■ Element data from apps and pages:
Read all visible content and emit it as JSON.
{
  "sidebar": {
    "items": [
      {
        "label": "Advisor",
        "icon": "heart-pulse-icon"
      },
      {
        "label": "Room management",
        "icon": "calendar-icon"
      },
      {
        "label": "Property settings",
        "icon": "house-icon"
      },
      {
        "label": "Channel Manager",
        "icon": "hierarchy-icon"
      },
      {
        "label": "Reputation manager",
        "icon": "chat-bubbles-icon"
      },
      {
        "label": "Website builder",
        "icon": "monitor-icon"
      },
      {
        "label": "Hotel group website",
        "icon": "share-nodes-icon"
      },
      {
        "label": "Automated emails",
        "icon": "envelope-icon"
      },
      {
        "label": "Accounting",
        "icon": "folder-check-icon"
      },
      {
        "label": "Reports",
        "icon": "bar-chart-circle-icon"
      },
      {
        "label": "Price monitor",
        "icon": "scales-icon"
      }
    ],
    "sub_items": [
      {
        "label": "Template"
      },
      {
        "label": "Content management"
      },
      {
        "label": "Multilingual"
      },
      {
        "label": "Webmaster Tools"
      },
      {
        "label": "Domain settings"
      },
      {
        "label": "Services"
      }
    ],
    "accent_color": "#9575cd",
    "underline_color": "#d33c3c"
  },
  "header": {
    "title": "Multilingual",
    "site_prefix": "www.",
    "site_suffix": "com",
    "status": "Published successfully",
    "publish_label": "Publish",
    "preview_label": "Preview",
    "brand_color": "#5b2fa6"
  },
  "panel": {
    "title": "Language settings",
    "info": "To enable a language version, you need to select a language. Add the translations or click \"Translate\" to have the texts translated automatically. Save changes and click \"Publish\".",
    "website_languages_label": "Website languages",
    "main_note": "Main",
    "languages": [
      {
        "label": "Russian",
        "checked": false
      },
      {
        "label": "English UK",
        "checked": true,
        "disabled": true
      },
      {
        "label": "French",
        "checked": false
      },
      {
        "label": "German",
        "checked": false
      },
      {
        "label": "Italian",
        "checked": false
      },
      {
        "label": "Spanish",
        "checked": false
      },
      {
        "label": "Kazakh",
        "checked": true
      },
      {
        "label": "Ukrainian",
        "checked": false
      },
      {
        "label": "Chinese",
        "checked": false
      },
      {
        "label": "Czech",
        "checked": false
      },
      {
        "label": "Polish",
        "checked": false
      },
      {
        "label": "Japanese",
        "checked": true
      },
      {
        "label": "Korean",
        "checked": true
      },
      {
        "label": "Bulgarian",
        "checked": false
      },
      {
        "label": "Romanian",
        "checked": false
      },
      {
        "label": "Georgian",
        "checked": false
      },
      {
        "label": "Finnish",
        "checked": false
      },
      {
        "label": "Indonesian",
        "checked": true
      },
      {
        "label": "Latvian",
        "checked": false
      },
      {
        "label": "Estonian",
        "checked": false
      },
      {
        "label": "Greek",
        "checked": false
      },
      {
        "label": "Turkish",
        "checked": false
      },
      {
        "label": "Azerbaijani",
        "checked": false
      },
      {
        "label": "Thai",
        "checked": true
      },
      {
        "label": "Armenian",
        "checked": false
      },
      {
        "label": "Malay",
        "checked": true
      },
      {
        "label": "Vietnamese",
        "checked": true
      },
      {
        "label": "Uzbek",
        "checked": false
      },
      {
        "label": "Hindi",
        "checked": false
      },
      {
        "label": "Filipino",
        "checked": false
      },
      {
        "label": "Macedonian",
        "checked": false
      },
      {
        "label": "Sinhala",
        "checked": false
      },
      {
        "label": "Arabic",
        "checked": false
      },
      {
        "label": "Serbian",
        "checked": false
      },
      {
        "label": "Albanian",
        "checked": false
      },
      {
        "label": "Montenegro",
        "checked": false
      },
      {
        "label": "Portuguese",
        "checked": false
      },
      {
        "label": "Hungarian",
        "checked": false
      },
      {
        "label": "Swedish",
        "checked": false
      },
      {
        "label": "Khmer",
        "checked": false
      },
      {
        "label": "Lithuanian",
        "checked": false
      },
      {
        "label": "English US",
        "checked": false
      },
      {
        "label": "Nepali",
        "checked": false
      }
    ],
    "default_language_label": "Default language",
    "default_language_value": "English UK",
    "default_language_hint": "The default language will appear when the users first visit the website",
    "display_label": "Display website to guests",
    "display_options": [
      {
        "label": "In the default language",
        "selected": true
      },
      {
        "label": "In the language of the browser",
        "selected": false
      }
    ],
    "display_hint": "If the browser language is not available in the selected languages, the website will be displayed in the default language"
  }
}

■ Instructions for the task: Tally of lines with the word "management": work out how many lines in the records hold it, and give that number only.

■ Result for this exercise: 2